- **Description of the task**
Look through the data below and work out how many lines contain the string "Files". Give the number alone.

BEGIN

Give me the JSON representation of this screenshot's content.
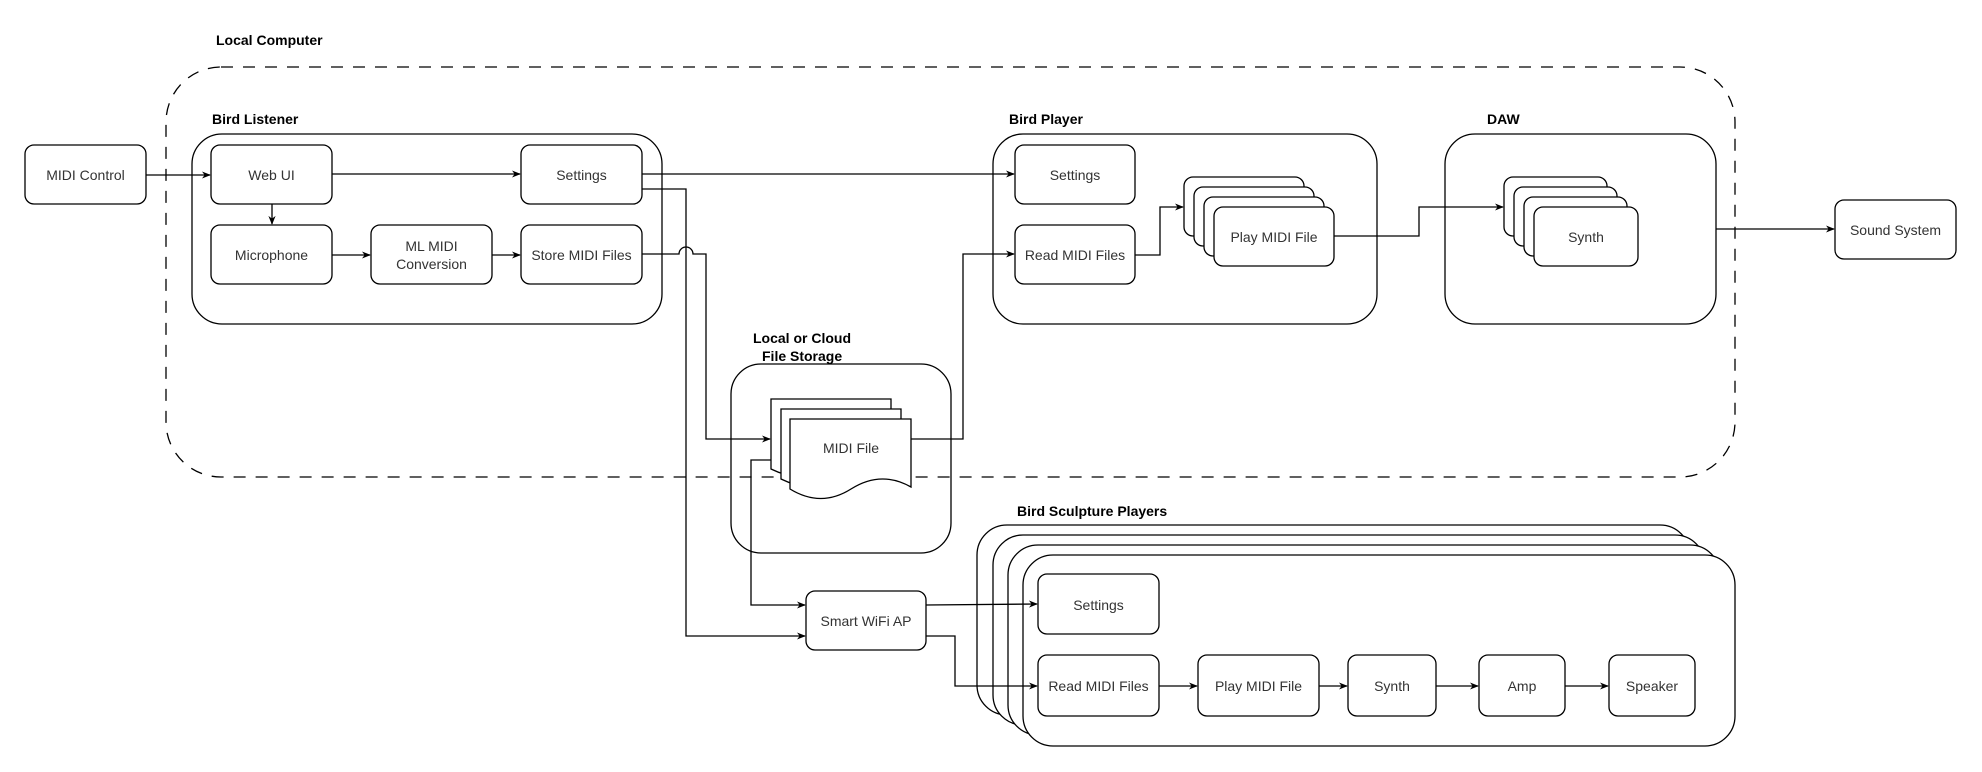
{
  "diagram": {
    "groups": {
      "local_computer": "Local Computer",
      "bird_listener": "Bird Listener",
      "bird_player": "Bird Player",
      "daw": "DAW",
      "file_storage_line1": "Local or Cloud",
      "file_storage_line2": "File Storage",
      "bird_sculpture_players": "Bird Sculpture Players"
    },
    "nodes": {
      "midi_control": "MIDI Control",
      "listener_web_ui": "Web UI",
      "listener_settings": "Settings",
      "listener_microphone": "Microphone",
      "listener_ml_line1": "ML MIDI",
      "listener_ml_line2": "Conversion",
      "listener_store": "Store MIDI Files",
      "player_settings": "Settings",
      "player_read": "Read MIDI Files",
      "player_play": "Play MIDI File",
      "daw_synth": "Synth",
      "sound_system": "Sound System",
      "midi_file": "MIDI File",
      "smart_wifi_ap": "Smart WiFi AP",
      "sculpture_settings": "Settings",
      "sculpture_read": "Read MIDI Files",
      "sculpture_play": "Play MIDI File",
      "sculpture_synth": "Synth",
      "sculpture_amp": "Amp",
      "sculpture_speaker": "Speaker"
    },
    "edges": [
      {
        "from": "MIDI Control",
        "to": "Web UI"
      },
      {
        "from": "Web UI",
        "to": "Settings (Bird Listener)"
      },
      {
        "from": "Web UI",
        "to": "Microphone"
      },
      {
        "from": "Microphone",
        "to": "ML MIDI Conversion"
      },
      {
        "from": "ML MIDI Conversion",
        "to": "Store MIDI Files"
      },
      {
        "from": "Settings (Bird Listener)",
        "to": "Settings (Bird Player)"
      },
      {
        "from": "Settings (Bird Listener)",
        "to": "Smart WiFi AP"
      },
      {
        "from": "Store MIDI Files",
        "to": "MIDI File"
      },
      {
        "from": "MIDI File",
        "to": "Read MIDI Files (Bird Player)"
      },
      {
        "from": "MIDI File",
        "to": "Smart WiFi AP"
      },
      {
        "from": "Read MIDI Files (Bird Player)",
        "to": "Play MIDI File (Bird Player)"
      },
      {
        "from": "Play MIDI File (Bird Player)",
        "to": "Synth (DAW)"
      },
      {
        "from": "DAW",
        "to": "Sound System"
      },
      {
        "from": "Smart WiFi AP",
        "to": "Settings (Bird Sculpture)"
      },
      {
        "from": "Smart WiFi AP",
        "to": "Read MIDI Files (Bird Sculpture)"
      },
      {
        "from": "Read MIDI Files (Bird Sculpture)",
        "to": "Play MIDI File (Bird Sculpture)"
      },
      {
        "from": "Play MIDI File (Bird Sculpture)",
        "to": "Synth (Bird Sculpture)"
      },
      {
        "from": "Synth (Bird Sculpture)",
        "to": "Amp"
      },
      {
        "from": "Amp",
        "to": "Speaker"
      }
    ]
  }
}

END

- **Exercise result**
9